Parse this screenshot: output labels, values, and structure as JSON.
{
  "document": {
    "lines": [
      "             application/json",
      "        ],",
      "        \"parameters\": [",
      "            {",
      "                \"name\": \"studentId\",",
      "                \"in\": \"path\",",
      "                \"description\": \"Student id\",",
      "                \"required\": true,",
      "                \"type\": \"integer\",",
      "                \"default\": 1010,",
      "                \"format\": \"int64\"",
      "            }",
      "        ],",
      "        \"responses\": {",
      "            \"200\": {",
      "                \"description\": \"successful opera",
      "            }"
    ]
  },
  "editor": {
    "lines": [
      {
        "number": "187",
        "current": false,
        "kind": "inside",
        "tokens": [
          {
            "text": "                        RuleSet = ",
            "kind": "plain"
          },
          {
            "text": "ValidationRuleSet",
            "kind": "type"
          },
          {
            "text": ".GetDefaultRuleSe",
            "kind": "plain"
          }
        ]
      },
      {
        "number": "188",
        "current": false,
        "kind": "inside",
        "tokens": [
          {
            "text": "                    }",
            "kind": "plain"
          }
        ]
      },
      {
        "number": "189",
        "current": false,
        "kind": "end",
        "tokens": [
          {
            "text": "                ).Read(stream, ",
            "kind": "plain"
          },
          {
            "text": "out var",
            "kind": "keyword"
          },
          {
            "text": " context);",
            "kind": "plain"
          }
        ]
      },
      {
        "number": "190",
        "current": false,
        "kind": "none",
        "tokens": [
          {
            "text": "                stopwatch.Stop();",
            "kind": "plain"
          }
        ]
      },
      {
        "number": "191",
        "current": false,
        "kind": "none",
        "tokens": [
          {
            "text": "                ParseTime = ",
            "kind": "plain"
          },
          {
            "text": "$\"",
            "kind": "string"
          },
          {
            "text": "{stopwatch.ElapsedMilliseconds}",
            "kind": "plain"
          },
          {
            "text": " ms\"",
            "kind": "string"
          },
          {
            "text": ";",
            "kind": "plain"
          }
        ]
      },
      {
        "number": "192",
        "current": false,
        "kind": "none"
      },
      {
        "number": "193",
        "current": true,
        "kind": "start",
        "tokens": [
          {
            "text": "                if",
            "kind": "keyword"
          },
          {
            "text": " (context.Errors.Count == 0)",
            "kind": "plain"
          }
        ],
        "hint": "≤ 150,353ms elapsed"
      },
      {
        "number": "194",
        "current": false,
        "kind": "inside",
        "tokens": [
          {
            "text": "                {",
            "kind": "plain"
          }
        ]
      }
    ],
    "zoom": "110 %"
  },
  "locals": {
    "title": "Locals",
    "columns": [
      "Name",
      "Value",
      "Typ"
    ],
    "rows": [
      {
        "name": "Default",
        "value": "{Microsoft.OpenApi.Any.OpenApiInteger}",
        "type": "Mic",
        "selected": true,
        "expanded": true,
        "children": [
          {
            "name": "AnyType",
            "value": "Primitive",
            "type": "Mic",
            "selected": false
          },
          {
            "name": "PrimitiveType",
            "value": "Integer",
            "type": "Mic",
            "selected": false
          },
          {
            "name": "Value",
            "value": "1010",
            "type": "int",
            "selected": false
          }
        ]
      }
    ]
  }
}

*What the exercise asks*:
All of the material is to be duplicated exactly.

*Answer box*:
Parse this screenshot: output labels, values, and structure as JSON.
{
  "document": {
    "lines": [
      "             application/json",
      "        ],",
      "        \"parameters\": [",
      "            {",
      "                \"name\": \"studentId\",",
      "                \"in\": \"path\",",
      "                \"description\": \"Student id\",",
      "                \"required\": true,",
      "                \"type\": \"integer\",",
      "                \"default\": 1010,",
      "                \"format\": \"int64\"",
      "            }",
      "        ],",
      "        \"responses\": {",
      "            \"200\": {",
      "                \"description\": \"successful opera",
      "            }"
    ]
  },
  "editor": {
    "lines": [
      {
        "number": "187",
        "current": false,
        "kind": "inside",
        "tokens": [
          {
            "text": "                        RuleSet = ",
            "kind": "plain"
          },
          {
            "text": "ValidationRuleSet",
            "kind": "type"
          },
          {
            "text": ".GetDefaultRuleSe",
            "kind": "plain"
          }
        ]
      },
      {
        "number": "188",
        "current": false,
        "kind": "inside",
        "tokens": [
          {
            "text": "                    }",
            "kind": "plain"
          }
        ]
      },
      {
        "number": "189",
        "current": false,
        "kind": "end",
        "tokens": [
          {
            "text": "                ).Read(stream, ",
            "kind": "plain"
          },
          {
            "text": "out var",
            "kind": "keyword"
          },
          {
            "text": " context);",
            "kind": "plain"
          }
        ]
      },
      {
        "number": "190",
        "current": false,
        "kind": "none",
        "tokens": [
          {
            "text": "                stopwatch.Stop();",
            "kind": "plain"
          }
        ]
      },
      {
        "number": "191",
        "current": false,
        "kind": "none",
        "tokens": [
          {
            "text": "                ParseTime = ",
            "kind": "plain"
          },
          {
            "text": "$\"",
            "kind": "string"
          },
          {
            "text": "{stopwatch.ElapsedMilliseconds}",
            "kind": "plain"
          },
          {
            "text": " ms\"",
            "kind": "string"
          },
          {
            "text": ";",
            "kind": "plain"
          }
        ]
      },
      {
        "number": "192",
        "current": false,
        "kind": "none"
      },
      {
        "number": "193",
        "current": true,
        "kind": "start",
        "tokens": [
          {
            "text": "                if",
            "kind": "keyword"
          },
          {
            "text": " (context.Errors.Count == 0)",
            "kind": "plain"
          }
        ],
        "hint": "≤ 150,353ms elapsed"
      },
      {
        "number": "194",
        "current": false,
        "kind": "inside",
        "tokens": [
          {
            "text": "                {",
            "kind": "plain"
          }
        ]
      }
    ],
    "zoom": "110 %"
  },
  "locals": {
    "title": "Locals",
    "columns": [
      "Name",
      "Value",
      "Typ"
    ],
    "rows": [
      {
        "name": "Default",
        "value": "{Microsoft.OpenApi.Any.OpenApiInteger}",
        "type": "Mic",
        "selected": true,
        "expanded": true,
        "children": [
          {
            "name": "AnyType",
            "value": "Primitive",
            "type": "Mic",
            "selected": false
          },
          {
            "name": "PrimitiveType",
            "value": "Integer",
            "type": "Mic",
            "selected": false
          },
          {
            "name": "Value",
            "value": "1010",
            "type": "int",
            "selected": false
          }
        ]
      }
    ]
  }
}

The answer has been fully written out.